▶ **ACTIVITY**
All of the data is to be written out again exactly, without the pictures.

▶ **GIVEN ENTRIES**
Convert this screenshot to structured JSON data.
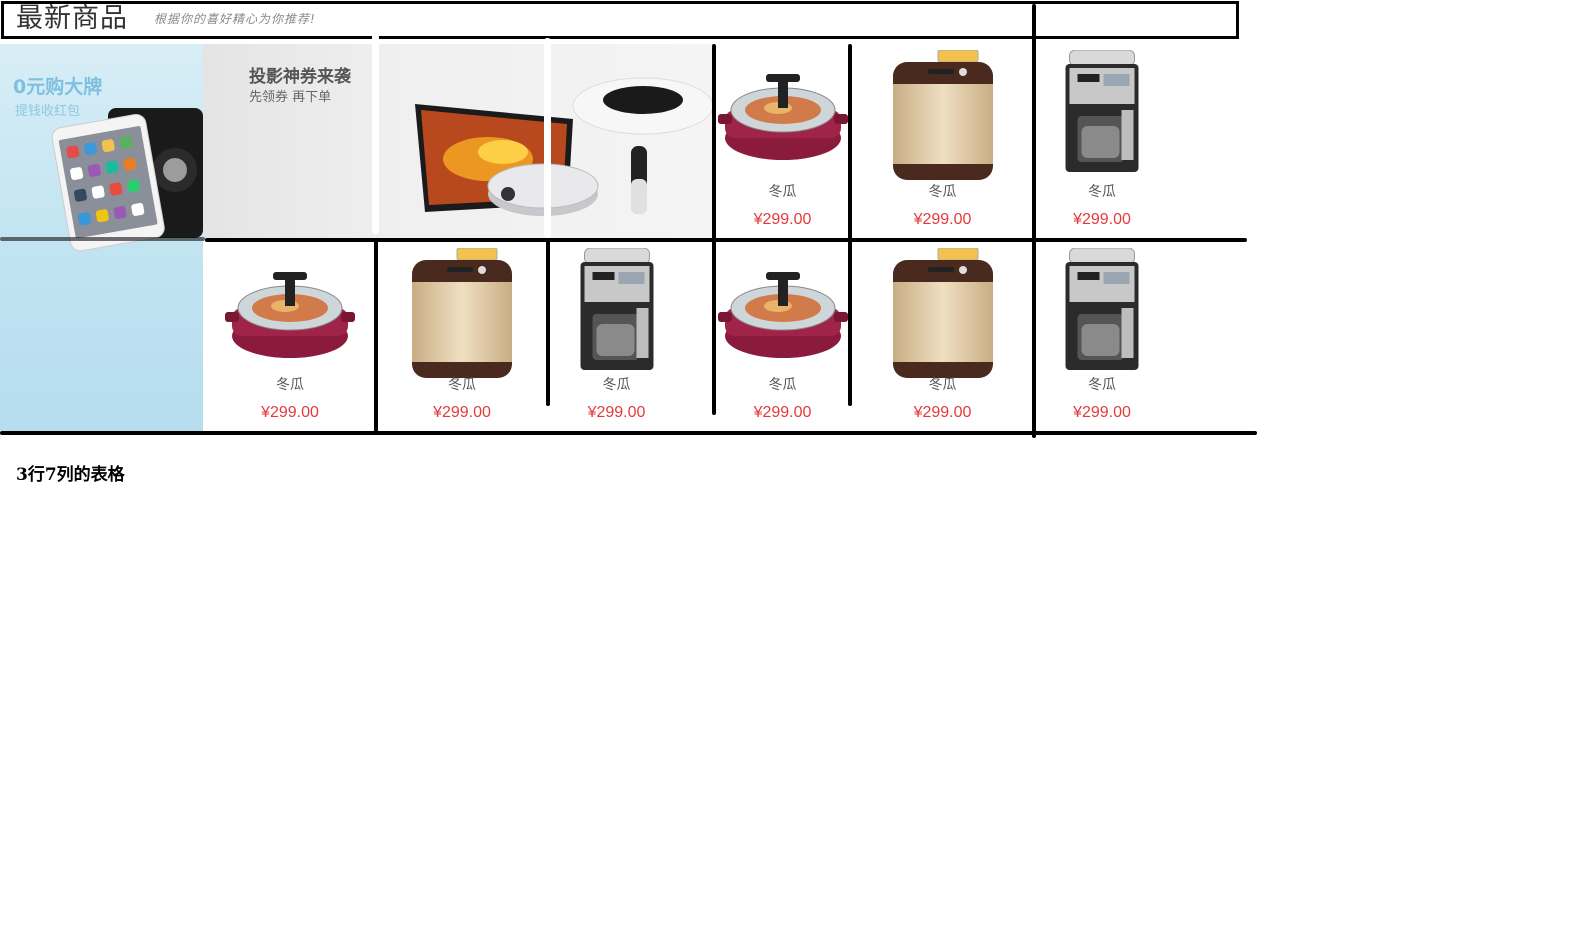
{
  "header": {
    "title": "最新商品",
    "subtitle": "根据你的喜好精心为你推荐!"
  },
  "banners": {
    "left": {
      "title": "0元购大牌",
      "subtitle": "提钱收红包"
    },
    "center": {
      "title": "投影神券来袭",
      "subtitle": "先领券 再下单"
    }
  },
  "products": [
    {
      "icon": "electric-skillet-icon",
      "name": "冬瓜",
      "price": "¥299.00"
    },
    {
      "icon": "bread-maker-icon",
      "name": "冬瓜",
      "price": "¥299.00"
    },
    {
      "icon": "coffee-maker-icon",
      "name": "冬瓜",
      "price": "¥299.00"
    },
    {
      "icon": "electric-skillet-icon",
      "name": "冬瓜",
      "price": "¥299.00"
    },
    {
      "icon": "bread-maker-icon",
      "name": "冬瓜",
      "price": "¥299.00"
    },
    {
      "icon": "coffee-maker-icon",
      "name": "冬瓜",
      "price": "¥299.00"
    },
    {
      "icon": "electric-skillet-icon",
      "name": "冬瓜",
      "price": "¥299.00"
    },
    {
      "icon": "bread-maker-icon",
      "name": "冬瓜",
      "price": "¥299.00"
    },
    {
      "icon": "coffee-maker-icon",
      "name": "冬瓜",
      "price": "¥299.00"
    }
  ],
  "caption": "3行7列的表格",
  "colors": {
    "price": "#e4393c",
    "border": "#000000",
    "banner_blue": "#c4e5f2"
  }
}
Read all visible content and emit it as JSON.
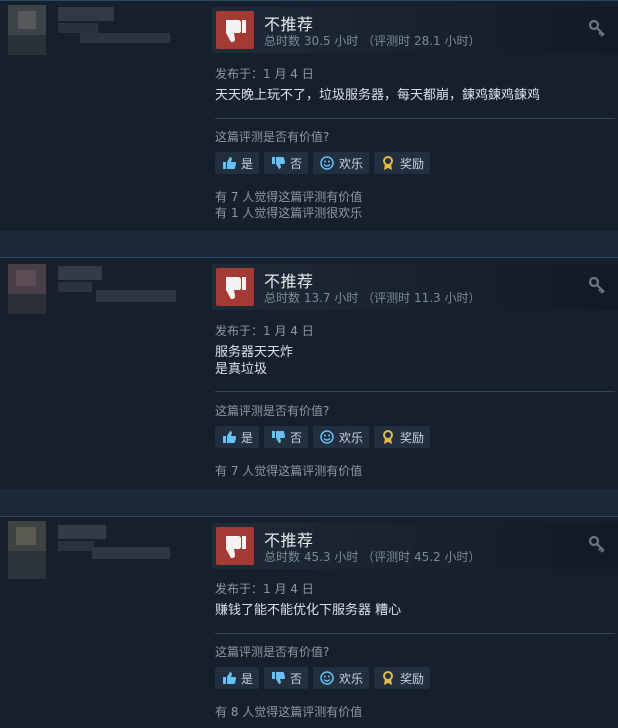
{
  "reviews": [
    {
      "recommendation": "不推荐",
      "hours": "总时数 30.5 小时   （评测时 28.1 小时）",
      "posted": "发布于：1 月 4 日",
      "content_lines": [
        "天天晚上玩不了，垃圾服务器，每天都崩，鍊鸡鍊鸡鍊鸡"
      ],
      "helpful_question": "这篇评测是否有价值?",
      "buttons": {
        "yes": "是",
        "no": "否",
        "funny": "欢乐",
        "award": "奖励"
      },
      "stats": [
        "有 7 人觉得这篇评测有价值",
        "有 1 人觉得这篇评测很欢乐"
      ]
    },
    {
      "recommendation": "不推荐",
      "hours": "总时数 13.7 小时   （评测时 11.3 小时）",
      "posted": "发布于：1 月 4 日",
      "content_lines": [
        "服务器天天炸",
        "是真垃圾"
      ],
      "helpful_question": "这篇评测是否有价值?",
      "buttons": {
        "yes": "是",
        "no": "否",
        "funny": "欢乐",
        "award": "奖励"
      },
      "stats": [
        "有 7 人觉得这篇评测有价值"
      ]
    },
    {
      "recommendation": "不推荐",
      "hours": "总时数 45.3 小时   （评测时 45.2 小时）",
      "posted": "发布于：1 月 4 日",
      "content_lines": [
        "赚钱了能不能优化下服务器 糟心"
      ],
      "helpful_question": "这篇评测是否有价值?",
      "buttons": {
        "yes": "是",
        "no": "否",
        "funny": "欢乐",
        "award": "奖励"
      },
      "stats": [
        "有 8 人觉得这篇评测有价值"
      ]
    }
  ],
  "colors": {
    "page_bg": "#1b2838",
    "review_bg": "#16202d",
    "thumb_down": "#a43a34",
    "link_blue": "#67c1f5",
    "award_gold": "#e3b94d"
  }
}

▶ **EXERCISE SOLUTION**
Convert this screenshot to structured JSON data.
{
  "header": {
    "title": "最新商品",
    "subtitle": "根据你的喜好精心为你推荐!"
  },
  "banners": {
    "left": {
      "title": "0元购大牌",
      "subtitle": "提钱收红包"
    },
    "center": {
      "title": "投影神券来袭",
      "subtitle": "先领券 再下单"
    }
  },
  "products": [
    {
      "icon": "electric-skillet-icon",
      "name": "冬瓜",
      "price": "¥299.00"
    },
    {
      "icon": "bread-maker-icon",
      "name": "冬瓜",
      "price": "¥299.00"
    },
    {
      "icon": "coffee-maker-icon",
      "name": "冬瓜",
      "price": "¥299.00"
    },
    {
      "icon": "electric-skillet-icon",
      "name": "冬瓜",
      "price": "¥299.00"
    },
    {
      "icon": "bread-maker-icon",
      "name": "冬瓜",
      "price": "¥299.00"
    },
    {
      "icon": "coffee-maker-icon",
      "name": "冬瓜",
      "price": "¥299.00"
    },
    {
      "icon": "electric-skillet-icon",
      "name": "冬瓜",
      "price": "¥299.00"
    },
    {
      "icon": "bread-maker-icon",
      "name": "冬瓜",
      "price": "¥299.00"
    },
    {
      "icon": "coffee-maker-icon",
      "name": "冬瓜",
      "price": "¥299.00"
    }
  ],
  "caption": "3行7列的表格",
  "colors": {
    "price": "#e4393c",
    "border": "#000000",
    "banner_blue": "#c4e5f2"
  }
}
Read all visible content and emit it as JSON.
{
  "reviews": [
    {
      "recommendation": "不推荐",
      "hours": "总时数 30.5 小时   （评测时 28.1 小时）",
      "posted": "发布于：1 月 4 日",
      "content_lines": [
        "天天晚上玩不了，垃圾服务器，每天都崩，鍊鸡鍊鸡鍊鸡"
      ],
      "helpful_question": "这篇评测是否有价值?",
      "buttons": {
        "yes": "是",
        "no": "否",
        "funny": "欢乐",
        "award": "奖励"
      },
      "stats": [
        "有 7 人觉得这篇评测有价值",
        "有 1 人觉得这篇评测很欢乐"
      ]
    },
    {
      "recommendation": "不推荐",
      "hours": "总时数 13.7 小时   （评测时 11.3 小时）",
      "posted": "发布于：1 月 4 日",
      "content_lines": [
        "服务器天天炸",
        "是真垃圾"
      ],
      "helpful_question": "这篇评测是否有价值?",
      "buttons": {
        "yes": "是",
        "no": "否",
        "funny": "欢乐",
        "award": "奖励"
      },
      "stats": [
        "有 7 人觉得这篇评测有价值"
      ]
    },
    {
      "recommendation": "不推荐",
      "hours": "总时数 45.3 小时   （评测时 45.2 小时）",
      "posted": "发布于：1 月 4 日",
      "content_lines": [
        "赚钱了能不能优化下服务器 糟心"
      ],
      "helpful_question": "这篇评测是否有价值?",
      "buttons": {
        "yes": "是",
        "no": "否",
        "funny": "欢乐",
        "award": "奖励"
      },
      "stats": [
        "有 8 人觉得这篇评测有价值"
      ]
    }
  ],
  "colors": {
    "page_bg": "#1b2838",
    "review_bg": "#16202d",
    "thumb_down": "#a43a34",
    "link_blue": "#67c1f5",
    "award_gold": "#e3b94d"
  }
}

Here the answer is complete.